- Information shown

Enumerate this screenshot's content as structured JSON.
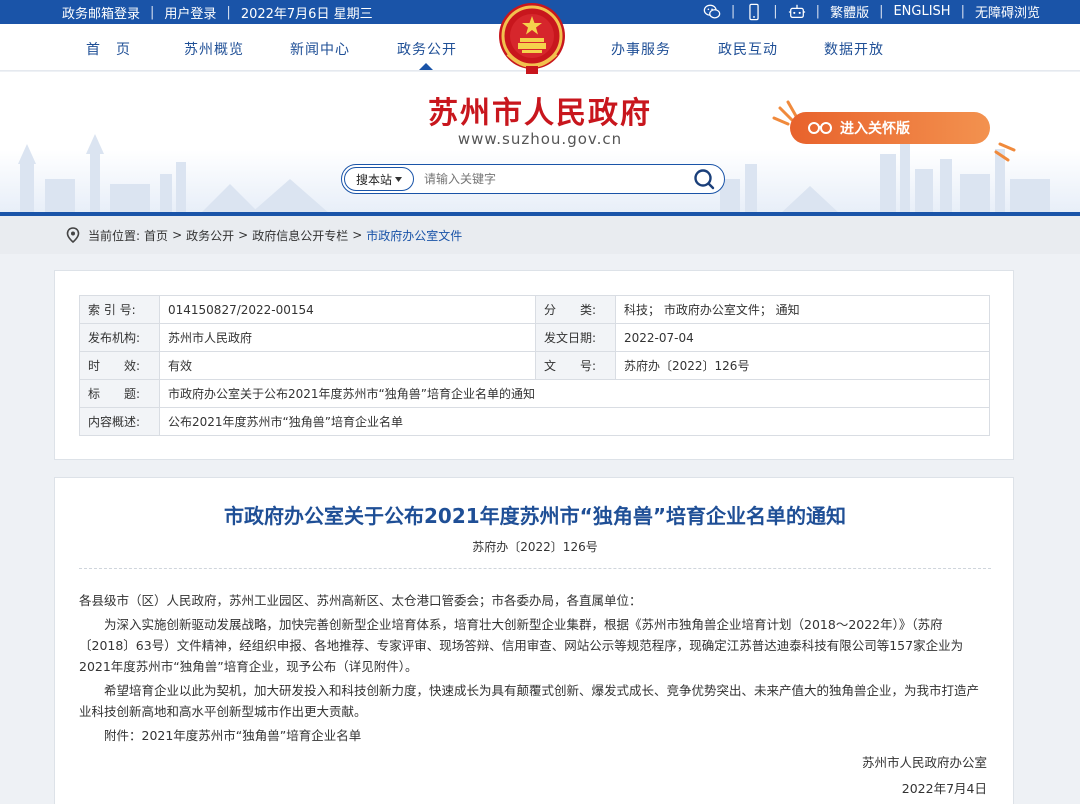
{
  "topbar": {
    "links": [
      "政务邮箱登录",
      "用户登录"
    ],
    "date": "2022年7月6日 星期三",
    "right_links": [
      "繁體版",
      "ENGLISH",
      "无障碍浏览"
    ],
    "icons": [
      "wechat-icon",
      "mobile-icon",
      "robot-icon"
    ]
  },
  "nav": {
    "items": [
      "首　页",
      "苏州概览",
      "新闻中心",
      "政务公开",
      "办事服务",
      "政民互动",
      "数据开放"
    ],
    "active": "政务公开"
  },
  "header": {
    "title": "苏州市人民政府",
    "url": "www.suzhou.gov.cn",
    "care_button": "进入关怀版"
  },
  "search": {
    "scope": "搜本站",
    "placeholder": "请输入关键字"
  },
  "breadcrumb": {
    "prefix": "当前位置:",
    "items": [
      "首页",
      "政务公开",
      "政府信息公开专栏",
      "市政府办公室文件"
    ],
    "sep": ">"
  },
  "info": {
    "index_label": "索 引 号:",
    "index_value": "014150827/2022-00154",
    "category_label": "分　　类:",
    "category_value": "科技； 市政府办公室文件； 通知",
    "publisher_label": "发布机构:",
    "publisher_value": "苏州市人民政府",
    "date_label": "发文日期:",
    "date_value": "2022-07-04",
    "validity_label": "时　　效:",
    "validity_value": "有效",
    "docno_label": "文　　号:",
    "docno_value": "苏府办〔2022〕126号",
    "title_label": "标　　题:",
    "title_value": "市政府办公室关于公布2021年度苏州市“独角兽”培育企业名单的通知",
    "summary_label": "内容概述:",
    "summary_value": "公布2021年度苏州市“独角兽”培育企业名单"
  },
  "article": {
    "title": "市政府办公室关于公布2021年度苏州市“独角兽”培育企业名单的通知",
    "doc_no": "苏府办〔2022〕126号",
    "greeting": "各县级市（区）人民政府，苏州工业园区、苏州高新区、太仓港口管委会；市各委办局，各直属单位：",
    "para1": "为深入实施创新驱动发展战略，加快完善创新型企业培育体系，培育壮大创新型企业集群，根据《苏州市独角兽企业培育计划（2018～2022年）》（苏府〔2018〕63号）文件精神，经组织申报、各地推荐、专家评审、现场答辩、信用审查、网站公示等规范程序，现确定江苏普达迪泰科技有限公司等157家企业为2021年度苏州市“独角兽”培育企业，现予公布（详见附件）。",
    "para2": "希望培育企业以此为契机，加大研发投入和科技创新力度，快速成长为具有颠覆式创新、爆发式成长、竞争优势突出、未来产值大的独角兽企业，为我市打造产业科技创新高地和高水平创新型城市作出更大贡献。",
    "attachment": "附件：2021年度苏州市“独角兽”培育企业名单",
    "signer": "苏州市人民政府办公室",
    "sign_date": "2022年7月4日"
  },
  "colors": {
    "primary_blue": "#1a54a8",
    "title_red": "#c8161d",
    "care_orange": "#e8622c"
  }
}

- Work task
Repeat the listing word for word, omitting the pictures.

- Your solution
Enumerate this screenshot's content as structured JSON.
{
  "topbar": {
    "links": [
      "政务邮箱登录",
      "用户登录"
    ],
    "date": "2022年7月6日 星期三",
    "right_links": [
      "繁體版",
      "ENGLISH",
      "无障碍浏览"
    ],
    "icons": [
      "wechat-icon",
      "mobile-icon",
      "robot-icon"
    ]
  },
  "nav": {
    "items": [
      "首　页",
      "苏州概览",
      "新闻中心",
      "政务公开",
      "办事服务",
      "政民互动",
      "数据开放"
    ],
    "active": "政务公开"
  },
  "header": {
    "title": "苏州市人民政府",
    "url": "www.suzhou.gov.cn",
    "care_button": "进入关怀版"
  },
  "search": {
    "scope": "搜本站",
    "placeholder": "请输入关键字"
  },
  "breadcrumb": {
    "prefix": "当前位置:",
    "items": [
      "首页",
      "政务公开",
      "政府信息公开专栏",
      "市政府办公室文件"
    ],
    "sep": ">"
  },
  "info": {
    "index_label": "索 引 号:",
    "index_value": "014150827/2022-00154",
    "category_label": "分　　类:",
    "category_value": "科技； 市政府办公室文件； 通知",
    "publisher_label": "发布机构:",
    "publisher_value": "苏州市人民政府",
    "date_label": "发文日期:",
    "date_value": "2022-07-04",
    "validity_label": "时　　效:",
    "validity_value": "有效",
    "docno_label": "文　　号:",
    "docno_value": "苏府办〔2022〕126号",
    "title_label": "标　　题:",
    "title_value": "市政府办公室关于公布2021年度苏州市“独角兽”培育企业名单的通知",
    "summary_label": "内容概述:",
    "summary_value": "公布2021年度苏州市“独角兽”培育企业名单"
  },
  "article": {
    "title": "市政府办公室关于公布2021年度苏州市“独角兽”培育企业名单的通知",
    "doc_no": "苏府办〔2022〕126号",
    "greeting": "各县级市（区）人民政府，苏州工业园区、苏州高新区、太仓港口管委会；市各委办局，各直属单位：",
    "para1": "为深入实施创新驱动发展战略，加快完善创新型企业培育体系，培育壮大创新型企业集群，根据《苏州市独角兽企业培育计划（2018～2022年）》（苏府〔2018〕63号）文件精神，经组织申报、各地推荐、专家评审、现场答辩、信用审查、网站公示等规范程序，现确定江苏普达迪泰科技有限公司等157家企业为2021年度苏州市“独角兽”培育企业，现予公布（详见附件）。",
    "para2": "希望培育企业以此为契机，加大研发投入和科技创新力度，快速成长为具有颠覆式创新、爆发式成长、竞争优势突出、未来产值大的独角兽企业，为我市打造产业科技创新高地和高水平创新型城市作出更大贡献。",
    "attachment": "附件：2021年度苏州市“独角兽”培育企业名单",
    "signer": "苏州市人民政府办公室",
    "sign_date": "2022年7月4日"
  },
  "colors": {
    "primary_blue": "#1a54a8",
    "title_red": "#c8161d",
    "care_orange": "#e8622c"
  }
}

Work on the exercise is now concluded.